Perspectives from the Global South: Indonesia’s Enduring Solidarity with Palestine

Since the beginning of Israel’s invasion of Gaza, Indonesia has shown a strong sense of solidarity towards Palestine. Indonesia strongly condemned the invasion and co-sponsored draft resolutions calling for a ceasefire at the United Nations General Assembly. Foreign Minister Retno Marsudi went to Jordan and Saudi Arabia and actively pushed the Organization of Islamic Cooperation to support the ceasefire.

The support is also running high among civil society. On 5 November, Indonesian citizens, along with government officials and major political parties, organized a massive interfaith rally in support of Palestine in Jakarta. Similar rallies were organized in other cities. Liberal-leaning media, like The Jakarta Post, have also backed the Palestinian cause, along with many intellectuals in the country.

Indonesia’s support for Palestine has a long history, with Jakarta never officially recognizing Israel nor establishing diplomatic relations with it, although there are limited relations in trade and tourism between the two countries. In 1958, Indonesia refused to play against Israel in a World Cup Qualification football match. In 1962, when Indonesia was hosting the Asian Games, then President Soekarno refused to grant entry visas to Israeli athletes. More recently, Indonesia lost its host status for the U-20 World Cup when several prominent Indonesian governors – including Central Java Governor and current Presidential Candidate Ganjar Pranowo – rejected Israeli participation.

Perhaps the most prominent symbol of Indonesia’s support for residents of Gaza, however, is the Indonesia Hospital in the northern end of the Gaza Strip. The hospital, whose construction in the past decade was funded by Indonesian donations, has been subsequently bombed by Israel amid the war.

The first narrative shaping Indonesian support for Palestine is anti-colonialism. Indonesia sees the Palestinian Question through the lens of self-determination, and how the Palestinians have been denied this right since the end of the British Mandate in 1948. Israel’s military occupation over the Palestinian territories, which was consolidated after the 1967 Arab-Israeli War, has been viewed as an ongoing practice of colonialism, coupled with apartheid policies in the occupied territories.

This anti-colonial narrative shapes the Indonesian government's responses to Israel’s invasion of Gaza. Indonesia has consistently emphasized the two-state solution as the long-term pathway for conflict resolution. This means that the right to self-determination, which Palestinian leaders have demanded since the end of the Second World War, could be fulfilled without denying Israel’s right to exist. The right to self-determination also involves the right of return for Palestinians who have been forcibly displaced to other countries.

The second narrative, which often accompanies the anti-colonial perspective of the Palestine Question, is Muslim solidarity. Indonesia is a Muslim-majority country. It is thus unsurprising that the Islamic elements within Indonesian society, including the Islamic political parties, throw their weight behind Palestine. The Indonesian Ulema Council, for example, released a fatwa (Islamic ruling) that supported the boycott of pro-Israeli products and organized the recent interfaith rally in Jakarta.

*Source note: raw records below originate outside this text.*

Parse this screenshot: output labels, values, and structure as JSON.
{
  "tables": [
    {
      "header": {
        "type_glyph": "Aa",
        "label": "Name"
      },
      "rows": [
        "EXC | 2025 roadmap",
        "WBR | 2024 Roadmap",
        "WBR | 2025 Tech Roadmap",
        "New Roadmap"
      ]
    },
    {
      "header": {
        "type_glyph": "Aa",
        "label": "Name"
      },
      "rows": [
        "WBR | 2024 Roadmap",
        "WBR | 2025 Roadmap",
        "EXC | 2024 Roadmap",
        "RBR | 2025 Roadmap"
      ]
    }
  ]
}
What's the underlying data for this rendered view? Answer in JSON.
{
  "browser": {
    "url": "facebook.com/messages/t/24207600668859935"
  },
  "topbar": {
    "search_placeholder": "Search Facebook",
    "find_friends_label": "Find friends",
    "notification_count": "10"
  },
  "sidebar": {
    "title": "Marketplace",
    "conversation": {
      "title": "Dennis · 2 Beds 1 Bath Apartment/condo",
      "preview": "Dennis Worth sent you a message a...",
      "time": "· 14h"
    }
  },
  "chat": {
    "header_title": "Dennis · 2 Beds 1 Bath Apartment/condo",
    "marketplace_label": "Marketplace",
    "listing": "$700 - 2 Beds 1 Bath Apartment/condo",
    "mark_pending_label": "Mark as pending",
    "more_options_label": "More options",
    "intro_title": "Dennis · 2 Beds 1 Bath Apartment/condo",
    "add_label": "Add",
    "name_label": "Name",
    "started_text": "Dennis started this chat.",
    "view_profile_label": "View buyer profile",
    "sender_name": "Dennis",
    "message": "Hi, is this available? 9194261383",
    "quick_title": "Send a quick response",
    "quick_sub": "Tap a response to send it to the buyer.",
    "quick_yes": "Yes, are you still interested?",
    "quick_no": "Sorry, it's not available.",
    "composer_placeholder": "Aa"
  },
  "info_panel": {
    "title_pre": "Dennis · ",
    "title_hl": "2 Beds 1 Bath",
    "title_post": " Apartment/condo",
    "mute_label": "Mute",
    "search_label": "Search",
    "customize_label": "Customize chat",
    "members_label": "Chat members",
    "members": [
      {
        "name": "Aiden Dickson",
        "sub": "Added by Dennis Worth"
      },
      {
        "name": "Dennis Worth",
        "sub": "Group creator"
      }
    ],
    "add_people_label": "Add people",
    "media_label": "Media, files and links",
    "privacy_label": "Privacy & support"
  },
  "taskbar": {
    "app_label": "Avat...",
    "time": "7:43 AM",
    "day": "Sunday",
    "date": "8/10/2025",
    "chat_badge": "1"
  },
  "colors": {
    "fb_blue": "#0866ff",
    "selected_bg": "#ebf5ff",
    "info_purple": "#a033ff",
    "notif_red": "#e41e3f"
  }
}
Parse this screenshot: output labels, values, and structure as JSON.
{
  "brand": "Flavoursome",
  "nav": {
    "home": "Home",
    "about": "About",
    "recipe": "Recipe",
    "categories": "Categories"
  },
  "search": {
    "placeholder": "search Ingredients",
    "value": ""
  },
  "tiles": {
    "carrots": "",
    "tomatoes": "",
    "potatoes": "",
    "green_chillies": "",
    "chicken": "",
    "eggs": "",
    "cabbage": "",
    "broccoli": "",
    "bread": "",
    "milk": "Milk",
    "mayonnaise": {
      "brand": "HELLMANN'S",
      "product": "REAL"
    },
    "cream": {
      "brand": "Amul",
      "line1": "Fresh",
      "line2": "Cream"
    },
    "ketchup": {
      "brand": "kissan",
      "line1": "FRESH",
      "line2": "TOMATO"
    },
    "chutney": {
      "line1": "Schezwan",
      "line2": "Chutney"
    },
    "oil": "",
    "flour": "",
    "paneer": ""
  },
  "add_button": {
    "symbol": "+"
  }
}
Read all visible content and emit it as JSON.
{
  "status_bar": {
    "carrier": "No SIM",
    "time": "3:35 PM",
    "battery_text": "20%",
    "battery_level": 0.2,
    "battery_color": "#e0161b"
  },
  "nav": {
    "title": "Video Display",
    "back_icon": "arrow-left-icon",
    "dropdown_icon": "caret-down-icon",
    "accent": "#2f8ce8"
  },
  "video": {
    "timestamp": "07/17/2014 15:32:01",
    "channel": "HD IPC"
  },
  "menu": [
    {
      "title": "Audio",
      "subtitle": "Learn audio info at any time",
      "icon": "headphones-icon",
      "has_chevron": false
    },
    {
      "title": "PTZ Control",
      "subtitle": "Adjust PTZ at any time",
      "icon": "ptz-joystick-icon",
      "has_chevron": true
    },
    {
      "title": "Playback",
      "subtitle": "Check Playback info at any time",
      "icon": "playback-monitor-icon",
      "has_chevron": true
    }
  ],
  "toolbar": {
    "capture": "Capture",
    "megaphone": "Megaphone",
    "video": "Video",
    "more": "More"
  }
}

Nevertheless, this kind of Muslim solidarity does not prevent Indonesian Muslim leaders from engaging with their Israeli counterparts. For example, Abdurrahman Wahid, former leader of the country’s largest Muslim organization, Nahdlatul Ulama (NU), and later the country’s president, made headlines after he visited Israel in 1994. Such engagement has been continued by the current chairman of NU, Yahya Cholil Staquf, who has engaged with Jewish leaders as a peacebuilding effort.

The third main narrative framing the Indonesian government’s response to Palestine is humanitarianism. The humanitarian narrative has also shaped public statements by the foreign minister, who has emphasized humanitarian assistance and aid as part of conflict resolution. The government recently sent 21 tons of aid to Gaza, which were flown to Egypt by the Indonesian Air Force. The government also sent the naval ship, KRI Radjiman Wedyodiningrat, as a floating hospital to facilitate further medical assistance.

This humanitarian assistance also involves Indonesian citizens. For example, MER-C, an Indonesian Muslim humanitarian and medical organization that was involved in the Indonesia Hospital project in northern Gaza, has also sent medical assistance to the Strip. Beyond Muslim organizations, various elements of the wider public have also been involved in aid fundraising, including K-Pop fans.

These narratives have shaped Indonesia’s support for Palestine. While Indonesia lacks the mediation capacity of Qatar and Egypt, it has applied itself to mobilizing international support through global institutions and diplomatic efforts, backed by grassroots solidarity from its citizens. In this way, it is playing an important role in rallying support across the Global South to end the invasion.

The views represented in this paper are those of the author(s) and do not necessarily reflect the views of the Arab Reform Initiative, its staff, or its board.